I am well aware our community, and the surrounding area, enjoy a great deal of filming and just in the past two months our local paper has carried several stories about the economic benefits that come with that filming. I’ll share a little of what I have read and include links to the actual articles at the end of this post.
Here is my recap with thanks to Tammy Murga, Crystal Duan,and Jim Holt for their excellent reporting:
Santa Clarita is a popular filming destination for film, television, and commercial production. As evidenced by the fact that for the last several years location filming has consistently provided, on average, a $30 million dollar impact for the local economy, as stated by Evan Thomason, economic development associate with the City of Santa Clarita. He went on to say that he believes 2019 is looking like another strong year for filming, as well.
According to the Santa Clarita film office, in 2018 it recorded 547 film permits and 1,376 location film days. This does not include filming that took place on certified sound stages, which do not require a film permit.

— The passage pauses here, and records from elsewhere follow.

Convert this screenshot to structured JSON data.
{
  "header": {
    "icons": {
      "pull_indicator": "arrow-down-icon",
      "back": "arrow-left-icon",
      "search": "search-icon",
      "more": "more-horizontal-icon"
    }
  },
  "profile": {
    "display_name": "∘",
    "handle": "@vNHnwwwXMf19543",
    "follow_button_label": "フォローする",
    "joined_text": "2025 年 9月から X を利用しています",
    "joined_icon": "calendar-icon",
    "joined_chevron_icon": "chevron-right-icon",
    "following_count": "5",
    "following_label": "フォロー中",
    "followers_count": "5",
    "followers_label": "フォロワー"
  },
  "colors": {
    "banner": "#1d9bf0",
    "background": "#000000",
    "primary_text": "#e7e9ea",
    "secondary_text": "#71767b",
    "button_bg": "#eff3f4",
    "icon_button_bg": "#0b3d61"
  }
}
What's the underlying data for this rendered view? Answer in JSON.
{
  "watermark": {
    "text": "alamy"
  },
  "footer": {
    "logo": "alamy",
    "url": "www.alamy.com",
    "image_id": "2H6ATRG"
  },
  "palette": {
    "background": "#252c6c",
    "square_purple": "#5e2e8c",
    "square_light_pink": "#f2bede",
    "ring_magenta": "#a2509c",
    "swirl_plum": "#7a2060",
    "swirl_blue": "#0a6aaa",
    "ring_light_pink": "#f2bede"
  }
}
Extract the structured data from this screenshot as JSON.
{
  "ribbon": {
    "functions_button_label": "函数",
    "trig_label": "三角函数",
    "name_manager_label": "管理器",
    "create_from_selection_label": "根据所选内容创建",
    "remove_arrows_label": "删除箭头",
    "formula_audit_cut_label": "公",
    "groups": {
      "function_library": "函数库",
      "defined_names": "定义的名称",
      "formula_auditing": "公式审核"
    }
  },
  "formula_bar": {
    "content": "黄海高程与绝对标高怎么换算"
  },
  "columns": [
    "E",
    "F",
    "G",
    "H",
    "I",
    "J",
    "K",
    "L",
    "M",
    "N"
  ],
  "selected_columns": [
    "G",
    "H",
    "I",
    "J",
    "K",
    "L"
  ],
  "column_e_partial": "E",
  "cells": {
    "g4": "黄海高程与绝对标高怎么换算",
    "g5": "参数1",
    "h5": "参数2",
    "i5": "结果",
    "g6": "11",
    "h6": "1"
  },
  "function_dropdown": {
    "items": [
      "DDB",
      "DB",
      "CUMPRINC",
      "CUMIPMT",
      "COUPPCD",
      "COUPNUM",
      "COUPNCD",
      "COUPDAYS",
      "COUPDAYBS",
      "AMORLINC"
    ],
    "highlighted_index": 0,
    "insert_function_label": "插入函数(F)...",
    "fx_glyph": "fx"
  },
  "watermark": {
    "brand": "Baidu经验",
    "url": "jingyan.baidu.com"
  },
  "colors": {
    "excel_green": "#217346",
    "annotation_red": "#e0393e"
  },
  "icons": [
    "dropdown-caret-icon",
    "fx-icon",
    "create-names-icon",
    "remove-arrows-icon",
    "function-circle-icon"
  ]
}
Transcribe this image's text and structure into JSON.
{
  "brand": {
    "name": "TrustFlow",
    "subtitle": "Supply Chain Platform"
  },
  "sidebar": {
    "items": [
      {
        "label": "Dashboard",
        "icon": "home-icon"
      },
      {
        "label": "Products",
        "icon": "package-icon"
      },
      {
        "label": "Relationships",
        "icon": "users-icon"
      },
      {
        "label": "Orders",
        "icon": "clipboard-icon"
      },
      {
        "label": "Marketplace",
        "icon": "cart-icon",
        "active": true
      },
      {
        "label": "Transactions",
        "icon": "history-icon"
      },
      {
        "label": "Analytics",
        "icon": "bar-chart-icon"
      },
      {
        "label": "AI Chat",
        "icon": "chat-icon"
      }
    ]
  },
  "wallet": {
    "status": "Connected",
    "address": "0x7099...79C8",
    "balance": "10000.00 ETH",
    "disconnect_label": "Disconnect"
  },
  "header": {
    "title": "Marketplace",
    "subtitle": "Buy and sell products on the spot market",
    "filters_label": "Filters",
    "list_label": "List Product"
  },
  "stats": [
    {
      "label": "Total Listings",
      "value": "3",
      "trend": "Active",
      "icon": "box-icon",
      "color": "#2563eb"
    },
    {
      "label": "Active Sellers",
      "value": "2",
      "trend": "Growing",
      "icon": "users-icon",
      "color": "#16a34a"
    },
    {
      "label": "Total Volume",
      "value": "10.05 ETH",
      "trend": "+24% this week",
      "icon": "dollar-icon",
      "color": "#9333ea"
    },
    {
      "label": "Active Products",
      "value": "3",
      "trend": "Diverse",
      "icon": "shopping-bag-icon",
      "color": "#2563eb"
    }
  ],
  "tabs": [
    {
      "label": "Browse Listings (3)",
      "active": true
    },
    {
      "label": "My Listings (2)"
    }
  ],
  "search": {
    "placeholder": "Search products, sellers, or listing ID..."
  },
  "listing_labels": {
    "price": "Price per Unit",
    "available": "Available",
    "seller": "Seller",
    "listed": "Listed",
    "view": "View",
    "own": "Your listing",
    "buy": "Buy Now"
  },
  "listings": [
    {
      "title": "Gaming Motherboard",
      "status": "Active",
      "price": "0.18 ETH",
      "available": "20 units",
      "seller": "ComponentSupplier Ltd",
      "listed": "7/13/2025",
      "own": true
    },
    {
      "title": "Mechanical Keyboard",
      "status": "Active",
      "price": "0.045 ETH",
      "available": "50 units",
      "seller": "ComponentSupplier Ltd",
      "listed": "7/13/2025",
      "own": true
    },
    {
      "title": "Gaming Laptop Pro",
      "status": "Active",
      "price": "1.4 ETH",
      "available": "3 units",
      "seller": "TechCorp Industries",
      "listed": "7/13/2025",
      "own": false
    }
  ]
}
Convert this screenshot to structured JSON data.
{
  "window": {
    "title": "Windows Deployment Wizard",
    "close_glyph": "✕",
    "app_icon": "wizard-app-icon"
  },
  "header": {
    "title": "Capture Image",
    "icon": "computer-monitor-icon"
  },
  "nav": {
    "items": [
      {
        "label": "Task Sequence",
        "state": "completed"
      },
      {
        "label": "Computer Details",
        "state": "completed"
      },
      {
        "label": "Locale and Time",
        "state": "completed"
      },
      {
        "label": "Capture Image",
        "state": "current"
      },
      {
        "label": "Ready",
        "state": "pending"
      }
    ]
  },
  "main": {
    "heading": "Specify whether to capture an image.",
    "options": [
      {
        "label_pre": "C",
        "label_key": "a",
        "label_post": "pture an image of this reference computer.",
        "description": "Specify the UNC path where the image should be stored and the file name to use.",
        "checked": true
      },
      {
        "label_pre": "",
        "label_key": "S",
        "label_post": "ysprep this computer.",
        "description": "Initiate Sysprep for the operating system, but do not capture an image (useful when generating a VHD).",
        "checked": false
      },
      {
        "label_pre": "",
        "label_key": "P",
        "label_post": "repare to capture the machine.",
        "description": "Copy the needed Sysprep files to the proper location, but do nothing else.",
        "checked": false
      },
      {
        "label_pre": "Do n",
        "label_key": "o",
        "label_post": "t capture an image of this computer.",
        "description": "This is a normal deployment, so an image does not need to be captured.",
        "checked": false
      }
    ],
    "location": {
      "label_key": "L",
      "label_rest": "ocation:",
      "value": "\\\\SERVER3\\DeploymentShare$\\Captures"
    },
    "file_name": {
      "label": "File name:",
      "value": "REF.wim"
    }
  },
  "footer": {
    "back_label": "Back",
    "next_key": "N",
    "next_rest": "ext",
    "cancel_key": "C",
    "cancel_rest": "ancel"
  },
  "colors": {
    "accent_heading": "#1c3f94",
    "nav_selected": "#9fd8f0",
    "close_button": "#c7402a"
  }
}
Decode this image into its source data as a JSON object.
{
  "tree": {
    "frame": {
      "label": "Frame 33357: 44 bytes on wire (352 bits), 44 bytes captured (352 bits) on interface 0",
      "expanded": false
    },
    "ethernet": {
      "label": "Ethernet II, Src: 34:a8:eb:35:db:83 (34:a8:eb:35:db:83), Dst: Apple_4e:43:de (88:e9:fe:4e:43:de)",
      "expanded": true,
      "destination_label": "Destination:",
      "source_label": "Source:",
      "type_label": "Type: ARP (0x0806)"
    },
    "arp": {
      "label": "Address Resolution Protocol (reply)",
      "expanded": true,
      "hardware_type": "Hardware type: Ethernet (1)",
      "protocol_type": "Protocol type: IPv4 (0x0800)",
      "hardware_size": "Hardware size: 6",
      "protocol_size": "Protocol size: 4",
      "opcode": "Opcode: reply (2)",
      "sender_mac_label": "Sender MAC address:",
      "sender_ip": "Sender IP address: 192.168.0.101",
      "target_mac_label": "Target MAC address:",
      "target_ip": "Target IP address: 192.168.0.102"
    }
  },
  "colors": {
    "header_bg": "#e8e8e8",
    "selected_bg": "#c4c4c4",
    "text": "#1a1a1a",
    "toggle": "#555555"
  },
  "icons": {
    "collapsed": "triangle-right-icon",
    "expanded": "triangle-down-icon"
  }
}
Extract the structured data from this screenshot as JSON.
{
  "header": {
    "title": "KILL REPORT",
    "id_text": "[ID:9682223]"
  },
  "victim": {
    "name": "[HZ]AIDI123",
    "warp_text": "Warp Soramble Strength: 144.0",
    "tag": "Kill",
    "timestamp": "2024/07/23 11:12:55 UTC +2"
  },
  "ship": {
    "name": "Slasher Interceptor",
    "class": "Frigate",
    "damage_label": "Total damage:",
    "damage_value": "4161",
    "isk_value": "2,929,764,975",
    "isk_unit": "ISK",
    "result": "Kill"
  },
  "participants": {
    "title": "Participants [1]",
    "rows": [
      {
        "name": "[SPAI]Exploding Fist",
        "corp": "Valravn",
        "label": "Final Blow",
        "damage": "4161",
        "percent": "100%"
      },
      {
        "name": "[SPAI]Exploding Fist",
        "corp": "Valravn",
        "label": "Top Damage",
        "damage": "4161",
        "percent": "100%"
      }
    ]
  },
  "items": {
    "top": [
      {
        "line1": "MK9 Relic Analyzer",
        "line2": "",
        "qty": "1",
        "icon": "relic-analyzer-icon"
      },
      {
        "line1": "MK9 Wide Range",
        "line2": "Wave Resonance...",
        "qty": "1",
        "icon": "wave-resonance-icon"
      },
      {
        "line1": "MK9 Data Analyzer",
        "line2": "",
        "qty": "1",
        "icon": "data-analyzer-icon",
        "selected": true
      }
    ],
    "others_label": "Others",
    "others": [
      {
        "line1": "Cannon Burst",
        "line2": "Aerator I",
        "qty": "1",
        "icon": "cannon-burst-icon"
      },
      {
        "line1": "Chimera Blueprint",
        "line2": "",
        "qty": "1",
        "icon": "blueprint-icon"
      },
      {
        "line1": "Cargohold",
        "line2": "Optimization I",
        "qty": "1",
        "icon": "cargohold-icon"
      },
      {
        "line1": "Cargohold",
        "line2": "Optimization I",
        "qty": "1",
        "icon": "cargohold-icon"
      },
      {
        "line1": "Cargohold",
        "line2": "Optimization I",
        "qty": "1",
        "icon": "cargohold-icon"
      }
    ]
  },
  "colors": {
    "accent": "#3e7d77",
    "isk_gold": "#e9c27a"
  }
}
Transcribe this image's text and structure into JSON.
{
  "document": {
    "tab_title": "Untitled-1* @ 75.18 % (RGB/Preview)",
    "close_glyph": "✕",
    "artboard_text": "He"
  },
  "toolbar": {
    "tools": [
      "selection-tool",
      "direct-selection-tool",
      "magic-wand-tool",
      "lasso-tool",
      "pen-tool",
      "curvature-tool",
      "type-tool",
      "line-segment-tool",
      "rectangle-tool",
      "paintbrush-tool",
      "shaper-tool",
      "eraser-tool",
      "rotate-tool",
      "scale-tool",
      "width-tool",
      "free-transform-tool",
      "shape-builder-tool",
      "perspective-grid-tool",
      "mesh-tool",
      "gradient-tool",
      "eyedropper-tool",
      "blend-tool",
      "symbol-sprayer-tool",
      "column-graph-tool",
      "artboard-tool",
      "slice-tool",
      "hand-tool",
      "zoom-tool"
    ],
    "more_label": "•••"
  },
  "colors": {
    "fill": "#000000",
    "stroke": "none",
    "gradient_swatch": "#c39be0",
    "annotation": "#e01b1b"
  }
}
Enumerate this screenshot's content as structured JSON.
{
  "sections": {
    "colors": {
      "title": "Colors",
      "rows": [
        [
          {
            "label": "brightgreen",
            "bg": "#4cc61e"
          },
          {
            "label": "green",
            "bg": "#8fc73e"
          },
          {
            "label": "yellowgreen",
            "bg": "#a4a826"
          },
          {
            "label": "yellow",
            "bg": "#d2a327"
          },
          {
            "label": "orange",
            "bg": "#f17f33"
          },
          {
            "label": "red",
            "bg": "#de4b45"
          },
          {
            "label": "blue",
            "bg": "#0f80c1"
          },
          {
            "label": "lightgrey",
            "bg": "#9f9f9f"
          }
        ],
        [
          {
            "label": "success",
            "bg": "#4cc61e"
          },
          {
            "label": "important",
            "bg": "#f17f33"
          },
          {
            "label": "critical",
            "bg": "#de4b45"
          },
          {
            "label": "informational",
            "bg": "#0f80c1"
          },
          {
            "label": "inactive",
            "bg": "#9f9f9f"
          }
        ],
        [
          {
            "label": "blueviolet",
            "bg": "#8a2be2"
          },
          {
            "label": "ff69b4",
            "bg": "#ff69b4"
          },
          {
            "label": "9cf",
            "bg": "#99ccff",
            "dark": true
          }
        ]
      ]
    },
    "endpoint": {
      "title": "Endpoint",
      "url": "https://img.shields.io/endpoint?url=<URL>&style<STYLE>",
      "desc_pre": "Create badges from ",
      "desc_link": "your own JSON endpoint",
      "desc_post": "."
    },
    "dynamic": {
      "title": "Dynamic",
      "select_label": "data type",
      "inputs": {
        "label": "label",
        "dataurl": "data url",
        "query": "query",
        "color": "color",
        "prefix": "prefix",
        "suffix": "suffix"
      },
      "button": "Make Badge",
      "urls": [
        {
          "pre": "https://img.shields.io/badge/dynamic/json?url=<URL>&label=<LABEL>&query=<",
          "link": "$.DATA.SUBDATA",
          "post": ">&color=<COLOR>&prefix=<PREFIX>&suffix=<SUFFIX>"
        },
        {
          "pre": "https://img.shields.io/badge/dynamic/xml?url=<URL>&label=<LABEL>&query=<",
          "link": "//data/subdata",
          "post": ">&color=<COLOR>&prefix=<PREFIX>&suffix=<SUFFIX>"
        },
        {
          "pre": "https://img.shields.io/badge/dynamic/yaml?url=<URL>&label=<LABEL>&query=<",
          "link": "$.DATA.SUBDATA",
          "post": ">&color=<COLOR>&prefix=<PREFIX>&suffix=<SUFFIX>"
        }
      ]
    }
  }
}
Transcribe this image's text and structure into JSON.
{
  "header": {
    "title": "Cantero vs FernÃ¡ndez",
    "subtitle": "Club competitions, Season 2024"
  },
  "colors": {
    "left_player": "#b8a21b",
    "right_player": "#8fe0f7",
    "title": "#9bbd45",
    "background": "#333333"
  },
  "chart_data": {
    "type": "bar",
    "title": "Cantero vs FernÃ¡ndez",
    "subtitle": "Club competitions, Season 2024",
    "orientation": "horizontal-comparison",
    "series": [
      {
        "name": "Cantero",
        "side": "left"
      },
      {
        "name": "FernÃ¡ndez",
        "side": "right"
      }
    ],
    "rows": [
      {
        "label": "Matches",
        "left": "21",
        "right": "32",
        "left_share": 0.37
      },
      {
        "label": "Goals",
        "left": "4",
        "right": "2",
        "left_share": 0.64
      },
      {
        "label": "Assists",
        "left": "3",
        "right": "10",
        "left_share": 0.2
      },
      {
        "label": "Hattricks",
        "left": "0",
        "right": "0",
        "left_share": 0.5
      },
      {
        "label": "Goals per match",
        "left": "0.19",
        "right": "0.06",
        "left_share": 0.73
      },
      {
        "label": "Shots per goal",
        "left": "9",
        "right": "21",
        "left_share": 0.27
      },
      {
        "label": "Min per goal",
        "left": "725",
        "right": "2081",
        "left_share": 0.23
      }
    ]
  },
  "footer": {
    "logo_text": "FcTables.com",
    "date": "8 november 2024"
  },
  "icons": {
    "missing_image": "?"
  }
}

If you lived in, or visited Santa Clarita during 2018, you might have encountered location filming as that 1,376 location film days averages out to 3.8 (let’s call it 4) different productions shooting every day of the year.
Located within the film industry’s 30-mile zone, Santa Claritis is blessed with more than 20 sound stages and 10 movie ranches. With at least ten television shows being based in Santa Clarita, the city is a convenient back-lot when they need film locations, plus all the movies, commercials, and shows based elsewhere that find their way here, too. The community has benefited from the California Film and Television Tax Credit Program and city leaders should be applauded for developing its own film incentive program along with other actions taken to enhance the opportunities to attract filming to the area.
All this filming has apparently led to Santa Clarita being ranked among the world’s top 100 most-filmed cities and one of the top most-filmed in California. In the last fiscal year, the city saw a 2.8 percent increase in permits, an 8.9 percent increase in film days and a 9.8 percent increase to the estimated economic impact, according to a city news release.
It’s a bird. It’s a plane. Recently, if you looked up you would have seen a low-flying tanker aircraft circling the SCV that was part of a movie filming at Disney’s Golden Oak Ranch. In fact, location filming offers up opportunities to see many unexpected things ranging from the truly strange to the totally awesome.
Here are the links to the articles in The Signal: